Actually the example you quoted, is about a congested interface, because when the voice packet arrives, another packet is being sent out. Being the interface in the example a mere 64 kpbs, this happens quite often.

But, on high speed like fast ethernet that can transmit 144,000 packets per second, there is no much probability that congestion (more than few packets in queue, or packet drops) will ever happen.

So there is a big difference waiting for packets to be transmitted over a slow or a fast link.

ciscoforum Mon, 06/11/2007 - 13:20

I agree with you that slow link for sure has more chance to be congested. But even fast link you stil have to wait the data packets to be sent out if no priority used. Say you have 10M link, there is FTP packet train each with 1500 byte are sending. Then voice has to be waited until it is finished. If the tfp size is 1M byte, then you could wait about 1s before send the voice. And it's not congested yet since 1Mbyte technically only uses 9Mbits link.

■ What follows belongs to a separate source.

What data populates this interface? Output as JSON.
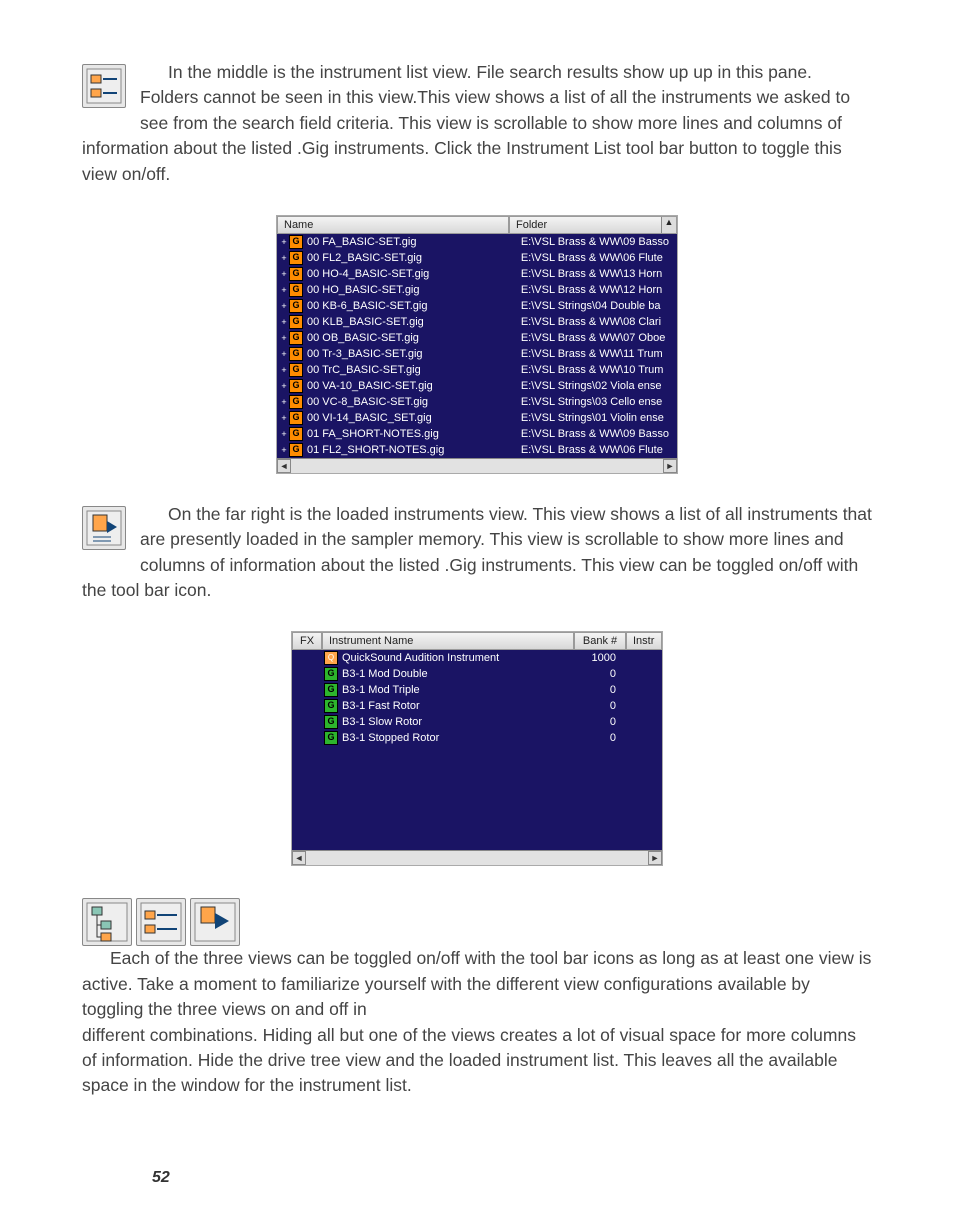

Paolo Bevilacqua Mon, 06/11/2007 - 14:00

Hmm no, is not like that, let's take you example.

FTP being TCP does not really sends packet trains but is limited to the TCP window size. After a little bit of time (and few packet drops perhaps) it will adapt nicely and will start sending at a steady rate, let's sat 9 mpbs per second. There is still 1 mbps left, now without QoS it will be strictly FIFO. One voice call being some 110 kpbs will still work, and believe me, no packet will ever wait 1 sec, because the default of 40 packets output queue size on a 10 mbps interface, means less than 50 msec for packet size 1500 !

Rememeber that one single TCP flow is never enough to completely fill a link.

Now, it that circuit was shared by many many users, or with aggressive UDP senders, yes you could have issues.

You can try that in your lab if you want.

ciscoforum Tue, 06/12/2007 - 11:13

My point is priority queuing is still should be used even in a non congested link if priority is configured. Take the same example above(or maybe say UDP for argument per say), voice will wait more time at least 50ms in your calculation. But if priority is being used then voice doesn't have to wait so long. It could just wait for one packet.

Paolo Bevilacqua Tue, 06/12/2007 - 12:01

Hi,

We may agree to disagree.

I have no interest in making you not to configure QoS on LAN interfaces, it's just that is useless.

I don't say this to make weight my opinion, but I've formed it in 15 years of networking, and I was with cisco already when voice and qos was introduced, and I was lucky enough to have it proved many times on both real networks, and sophisticated laboratories.

Actions

This Discussion